Even detention basins in the newer sections of Colony Ridge have erosion problems. Again, most don’t have grass on the side slopes. Nor do they have backslope interceptor swales. Many, like the one below, don’t have room for maintenance roads.

Note the erosion threat already to these recently placed mobile homes in a newer section of Colony Ridge.
Erosion will soon threaten one of the new roads in Colony Ridge. Regs specify that rip rap like you see here should have had a geo-textile lining under it to reduce erosion.
Erosion washed sediment into new basin. Also note how erosion is starting to block the outfall at the lower right.
No backslope swales here. Not much Bermuda grass either. Regs say “side slopes shall be no steeper than 3 horizontal to 1 vertical (3:1).”
No grass or backslope interceptor system here. No pilot channels either.
Note piles of excavated dirt stacked on both sides of road, eroding back into ditches.

As all those ditches and basins gradually fill in, they will add to future flood risk.

But repairing such issues will be a big, costly challenge – one that the developer has ignored for years.

Threat to Downstream Residents

All this erosion also contributes to downstream flooding and likely violates Section 11.086 of the Texas water code. It states that “No person may divert … the natural flow of surface waters in this state … in a manner that damages the property of another…”

Where does all that eroded sediment eventually go? To Lake Houston, of course.

East Fork San Jacinto downstream from Colony Ridge on Thursday 10/5/23 – same day as shots above.

The river slows down where it meets the headwaters of Lake Houston. That causes sediment to drop out of suspension.

Harris County, City of Houston and the State just finished a major dredging effort on the East Fork that cost the public tens of millions of dollars.

Before dredging, it looked like this.

East Fork Mouth Bar after Imelda and before dredging. This bar grew 4,000 feet between Harvey and Imelda.

But the cost is only part of the issue. Reduction in the river’s conveyance contributed to the flooding of thousands of nearby homes during Harvey and Imelda.

Harris County Commissioners Court May Address Issues on Tuesday

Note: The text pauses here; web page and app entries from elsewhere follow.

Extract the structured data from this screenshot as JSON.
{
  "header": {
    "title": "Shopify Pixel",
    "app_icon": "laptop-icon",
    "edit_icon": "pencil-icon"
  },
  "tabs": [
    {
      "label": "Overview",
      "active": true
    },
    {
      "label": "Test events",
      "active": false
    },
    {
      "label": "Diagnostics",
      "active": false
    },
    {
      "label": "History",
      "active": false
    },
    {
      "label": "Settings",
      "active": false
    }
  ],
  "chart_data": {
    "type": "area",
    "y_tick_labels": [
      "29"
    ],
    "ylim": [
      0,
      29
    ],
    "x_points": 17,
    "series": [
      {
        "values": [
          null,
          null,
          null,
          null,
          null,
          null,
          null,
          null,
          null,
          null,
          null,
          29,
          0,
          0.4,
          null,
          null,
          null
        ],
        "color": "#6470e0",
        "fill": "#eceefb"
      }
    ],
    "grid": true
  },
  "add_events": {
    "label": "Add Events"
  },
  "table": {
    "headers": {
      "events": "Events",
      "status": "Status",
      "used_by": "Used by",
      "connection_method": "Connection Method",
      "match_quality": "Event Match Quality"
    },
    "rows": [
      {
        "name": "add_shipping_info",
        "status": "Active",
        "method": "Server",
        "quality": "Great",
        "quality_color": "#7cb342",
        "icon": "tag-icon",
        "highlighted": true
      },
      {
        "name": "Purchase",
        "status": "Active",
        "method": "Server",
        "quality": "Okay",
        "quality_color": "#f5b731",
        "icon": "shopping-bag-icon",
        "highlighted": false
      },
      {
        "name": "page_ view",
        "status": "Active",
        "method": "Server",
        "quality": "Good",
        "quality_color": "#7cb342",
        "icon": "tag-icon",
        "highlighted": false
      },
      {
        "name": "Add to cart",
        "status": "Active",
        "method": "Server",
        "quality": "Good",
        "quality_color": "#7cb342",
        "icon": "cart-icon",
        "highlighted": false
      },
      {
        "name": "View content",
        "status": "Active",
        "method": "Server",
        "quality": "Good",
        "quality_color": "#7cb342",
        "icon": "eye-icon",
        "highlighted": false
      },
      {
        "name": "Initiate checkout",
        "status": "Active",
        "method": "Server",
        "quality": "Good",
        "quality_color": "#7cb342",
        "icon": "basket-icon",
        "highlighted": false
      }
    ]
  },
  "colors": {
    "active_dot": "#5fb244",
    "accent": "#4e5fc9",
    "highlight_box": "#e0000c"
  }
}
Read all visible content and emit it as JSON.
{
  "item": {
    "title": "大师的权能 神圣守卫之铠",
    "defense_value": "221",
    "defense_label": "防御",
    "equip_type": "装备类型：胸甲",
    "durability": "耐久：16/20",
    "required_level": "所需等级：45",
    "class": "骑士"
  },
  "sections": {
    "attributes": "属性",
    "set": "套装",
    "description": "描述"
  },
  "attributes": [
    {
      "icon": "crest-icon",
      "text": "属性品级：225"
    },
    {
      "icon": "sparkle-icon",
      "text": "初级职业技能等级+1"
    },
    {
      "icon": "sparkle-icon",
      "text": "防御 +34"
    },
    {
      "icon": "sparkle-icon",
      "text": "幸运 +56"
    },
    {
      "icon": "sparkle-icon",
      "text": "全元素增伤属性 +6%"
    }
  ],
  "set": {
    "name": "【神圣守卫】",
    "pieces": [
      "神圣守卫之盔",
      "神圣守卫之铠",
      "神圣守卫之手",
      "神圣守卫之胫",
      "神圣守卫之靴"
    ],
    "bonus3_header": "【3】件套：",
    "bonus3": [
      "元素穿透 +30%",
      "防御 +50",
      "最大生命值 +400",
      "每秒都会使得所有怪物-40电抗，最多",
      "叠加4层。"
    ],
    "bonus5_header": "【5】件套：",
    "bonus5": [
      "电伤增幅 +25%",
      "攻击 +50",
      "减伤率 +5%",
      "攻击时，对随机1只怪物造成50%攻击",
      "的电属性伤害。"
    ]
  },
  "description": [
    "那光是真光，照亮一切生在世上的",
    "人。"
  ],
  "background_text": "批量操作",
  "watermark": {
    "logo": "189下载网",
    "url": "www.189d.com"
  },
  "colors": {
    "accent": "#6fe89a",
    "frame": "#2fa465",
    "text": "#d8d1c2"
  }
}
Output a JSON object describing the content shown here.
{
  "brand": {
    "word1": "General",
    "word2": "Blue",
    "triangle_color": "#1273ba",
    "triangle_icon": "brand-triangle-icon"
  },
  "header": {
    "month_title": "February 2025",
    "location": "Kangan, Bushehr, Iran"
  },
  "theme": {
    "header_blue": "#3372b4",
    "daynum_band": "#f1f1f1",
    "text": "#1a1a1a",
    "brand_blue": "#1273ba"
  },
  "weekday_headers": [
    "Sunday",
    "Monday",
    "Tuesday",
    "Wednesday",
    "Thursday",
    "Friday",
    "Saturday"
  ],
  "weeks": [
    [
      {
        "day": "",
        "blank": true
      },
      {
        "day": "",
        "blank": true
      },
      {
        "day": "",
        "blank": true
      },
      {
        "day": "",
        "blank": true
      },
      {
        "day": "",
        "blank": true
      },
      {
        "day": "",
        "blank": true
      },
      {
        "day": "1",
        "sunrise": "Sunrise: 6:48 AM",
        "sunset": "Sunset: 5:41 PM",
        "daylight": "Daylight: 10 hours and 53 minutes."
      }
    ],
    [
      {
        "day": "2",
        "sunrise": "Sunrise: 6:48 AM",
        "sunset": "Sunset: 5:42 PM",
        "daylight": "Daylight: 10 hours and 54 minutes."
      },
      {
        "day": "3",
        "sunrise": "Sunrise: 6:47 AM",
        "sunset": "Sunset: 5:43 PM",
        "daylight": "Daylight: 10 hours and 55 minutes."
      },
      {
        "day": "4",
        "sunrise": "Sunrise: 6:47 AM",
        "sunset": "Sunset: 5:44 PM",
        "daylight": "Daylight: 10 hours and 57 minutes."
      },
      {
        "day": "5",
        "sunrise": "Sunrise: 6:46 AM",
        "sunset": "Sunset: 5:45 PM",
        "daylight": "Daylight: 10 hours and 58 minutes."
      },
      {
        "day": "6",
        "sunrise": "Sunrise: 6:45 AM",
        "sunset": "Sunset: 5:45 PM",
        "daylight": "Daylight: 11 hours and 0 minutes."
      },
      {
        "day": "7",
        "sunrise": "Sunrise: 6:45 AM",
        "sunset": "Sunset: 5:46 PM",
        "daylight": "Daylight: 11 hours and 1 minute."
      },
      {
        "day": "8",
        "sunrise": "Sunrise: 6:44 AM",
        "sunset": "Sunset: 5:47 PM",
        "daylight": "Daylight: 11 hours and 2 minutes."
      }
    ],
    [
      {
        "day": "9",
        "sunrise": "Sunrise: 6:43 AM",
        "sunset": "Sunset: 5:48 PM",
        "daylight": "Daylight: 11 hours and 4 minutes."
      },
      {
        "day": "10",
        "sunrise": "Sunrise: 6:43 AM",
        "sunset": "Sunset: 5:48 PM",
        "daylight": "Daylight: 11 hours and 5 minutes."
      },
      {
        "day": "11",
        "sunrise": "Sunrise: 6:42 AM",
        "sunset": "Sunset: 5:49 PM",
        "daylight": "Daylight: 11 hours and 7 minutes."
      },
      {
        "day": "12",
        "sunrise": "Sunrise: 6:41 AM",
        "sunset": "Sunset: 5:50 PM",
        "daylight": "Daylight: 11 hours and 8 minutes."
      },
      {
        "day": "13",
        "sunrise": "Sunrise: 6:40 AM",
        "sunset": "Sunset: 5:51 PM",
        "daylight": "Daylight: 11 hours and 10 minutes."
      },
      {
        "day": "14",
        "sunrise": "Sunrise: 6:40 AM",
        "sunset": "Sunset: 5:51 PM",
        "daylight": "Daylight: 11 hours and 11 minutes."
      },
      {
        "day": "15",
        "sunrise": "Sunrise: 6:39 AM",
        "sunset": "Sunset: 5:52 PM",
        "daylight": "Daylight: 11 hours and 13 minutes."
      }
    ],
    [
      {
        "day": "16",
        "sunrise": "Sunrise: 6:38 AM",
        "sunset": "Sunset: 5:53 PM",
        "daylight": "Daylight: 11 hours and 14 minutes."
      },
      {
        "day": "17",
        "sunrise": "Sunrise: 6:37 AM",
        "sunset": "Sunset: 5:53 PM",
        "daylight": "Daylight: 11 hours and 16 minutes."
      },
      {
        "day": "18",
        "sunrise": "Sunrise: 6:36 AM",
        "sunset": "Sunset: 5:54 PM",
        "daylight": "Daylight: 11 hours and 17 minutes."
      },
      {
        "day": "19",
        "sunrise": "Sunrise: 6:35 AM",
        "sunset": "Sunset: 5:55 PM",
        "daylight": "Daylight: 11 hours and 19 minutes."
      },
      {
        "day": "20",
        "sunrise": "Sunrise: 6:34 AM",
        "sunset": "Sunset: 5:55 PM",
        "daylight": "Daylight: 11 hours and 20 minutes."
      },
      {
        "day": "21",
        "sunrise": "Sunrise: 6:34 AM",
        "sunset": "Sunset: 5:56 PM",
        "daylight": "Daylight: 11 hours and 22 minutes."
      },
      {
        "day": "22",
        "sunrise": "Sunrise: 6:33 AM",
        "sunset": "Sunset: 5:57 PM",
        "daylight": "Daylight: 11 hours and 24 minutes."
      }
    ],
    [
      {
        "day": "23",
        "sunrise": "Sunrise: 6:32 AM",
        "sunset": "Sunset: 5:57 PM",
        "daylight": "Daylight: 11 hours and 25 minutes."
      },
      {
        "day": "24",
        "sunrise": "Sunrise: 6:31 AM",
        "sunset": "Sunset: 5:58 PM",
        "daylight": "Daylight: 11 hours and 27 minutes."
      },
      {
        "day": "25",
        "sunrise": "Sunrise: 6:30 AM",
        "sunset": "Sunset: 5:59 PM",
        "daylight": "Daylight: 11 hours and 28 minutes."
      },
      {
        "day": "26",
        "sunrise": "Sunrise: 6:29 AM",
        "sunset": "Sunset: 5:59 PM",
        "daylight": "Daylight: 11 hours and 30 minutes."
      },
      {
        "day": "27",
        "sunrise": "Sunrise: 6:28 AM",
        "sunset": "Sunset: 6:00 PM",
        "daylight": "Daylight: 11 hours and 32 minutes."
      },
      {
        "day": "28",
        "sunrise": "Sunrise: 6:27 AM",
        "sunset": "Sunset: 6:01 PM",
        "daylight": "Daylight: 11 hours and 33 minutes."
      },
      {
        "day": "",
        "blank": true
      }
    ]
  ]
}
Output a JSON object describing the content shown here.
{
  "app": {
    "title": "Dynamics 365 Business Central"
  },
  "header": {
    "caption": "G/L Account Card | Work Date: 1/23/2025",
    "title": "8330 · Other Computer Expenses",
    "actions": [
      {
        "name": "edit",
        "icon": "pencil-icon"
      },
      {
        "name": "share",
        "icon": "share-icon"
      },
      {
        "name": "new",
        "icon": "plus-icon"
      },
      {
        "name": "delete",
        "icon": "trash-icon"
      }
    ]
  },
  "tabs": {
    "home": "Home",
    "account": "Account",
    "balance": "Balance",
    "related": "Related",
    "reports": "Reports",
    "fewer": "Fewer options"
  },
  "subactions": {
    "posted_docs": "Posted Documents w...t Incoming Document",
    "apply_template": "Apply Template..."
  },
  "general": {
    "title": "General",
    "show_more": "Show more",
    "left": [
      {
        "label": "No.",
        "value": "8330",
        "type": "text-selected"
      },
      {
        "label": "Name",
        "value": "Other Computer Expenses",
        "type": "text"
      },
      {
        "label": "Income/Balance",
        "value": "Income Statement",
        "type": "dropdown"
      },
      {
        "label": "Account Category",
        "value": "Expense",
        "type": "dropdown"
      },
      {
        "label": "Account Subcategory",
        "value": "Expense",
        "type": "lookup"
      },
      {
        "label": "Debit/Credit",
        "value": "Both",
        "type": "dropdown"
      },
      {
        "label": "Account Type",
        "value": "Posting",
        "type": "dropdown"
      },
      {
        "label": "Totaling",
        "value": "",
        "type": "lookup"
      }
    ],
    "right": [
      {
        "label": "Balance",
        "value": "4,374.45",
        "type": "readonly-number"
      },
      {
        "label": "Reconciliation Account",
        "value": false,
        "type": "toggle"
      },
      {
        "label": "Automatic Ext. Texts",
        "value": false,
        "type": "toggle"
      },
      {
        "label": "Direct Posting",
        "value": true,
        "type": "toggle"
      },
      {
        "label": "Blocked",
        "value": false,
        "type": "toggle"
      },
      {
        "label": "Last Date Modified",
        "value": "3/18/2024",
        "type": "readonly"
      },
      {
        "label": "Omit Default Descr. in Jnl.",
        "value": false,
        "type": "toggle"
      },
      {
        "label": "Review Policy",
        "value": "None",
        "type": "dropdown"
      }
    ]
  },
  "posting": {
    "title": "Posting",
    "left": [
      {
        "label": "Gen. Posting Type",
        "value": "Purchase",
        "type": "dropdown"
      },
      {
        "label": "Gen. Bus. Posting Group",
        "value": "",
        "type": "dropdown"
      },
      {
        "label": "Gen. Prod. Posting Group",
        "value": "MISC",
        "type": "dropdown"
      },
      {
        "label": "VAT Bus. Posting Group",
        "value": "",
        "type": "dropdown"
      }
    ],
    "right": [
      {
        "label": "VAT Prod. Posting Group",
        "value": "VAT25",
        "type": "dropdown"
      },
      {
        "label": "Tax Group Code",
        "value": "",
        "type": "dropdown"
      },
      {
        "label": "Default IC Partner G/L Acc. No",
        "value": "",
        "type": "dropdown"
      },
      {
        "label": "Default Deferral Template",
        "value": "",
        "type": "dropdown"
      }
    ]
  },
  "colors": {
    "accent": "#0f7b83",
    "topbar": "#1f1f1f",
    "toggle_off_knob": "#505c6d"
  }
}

Drainage is a public-safety issue. And it’s not the only one caused by the developer’s disregard for regulations.

  • Colony Ridge has filled in wetlands.
  • TCEQ has also documented problems with the Colony Ridge sewage system that led to a 48,000 gallons of fecal matter escaping into Lake Houston, the source of drinking water for 2 million people.
  • Colony Ridge does not have enough fire hydrants or water pressure to comply with the Liberty County fire code.

Harris County Commissioners Court may discuss these problems on Tuesday at the request of Precinct 3 Commissioner Tom Ramsey, PE. See Item 406 on the Agenda.

The developer alleges that racism motivates criticism of his Hispanic development. But racism does not explain flooding, feces and fire.

The failure of a developer to follow regulations shouldn’t pit Liberty County against Harris County, rich against poor, or Democrats against Republicans.

We all suffer equally. We all face increased risk. And Colony Ridge is one issue where we should all find common cause.

I hope that Commissioners Courts in both counties support the legislature’s investigation into Colony Ridge. I also pray that both Counties can work together to protect all residents.

Posted by Bob Rehak on 10/8/23

2231 Days since Hurricane Harvey

The thoughts expressed in this post represent opinions on matters of public concern and safety. They are protected by the First Amendment of the US Constitution and the Anti-SLAPP Statute of the Great State of Texas.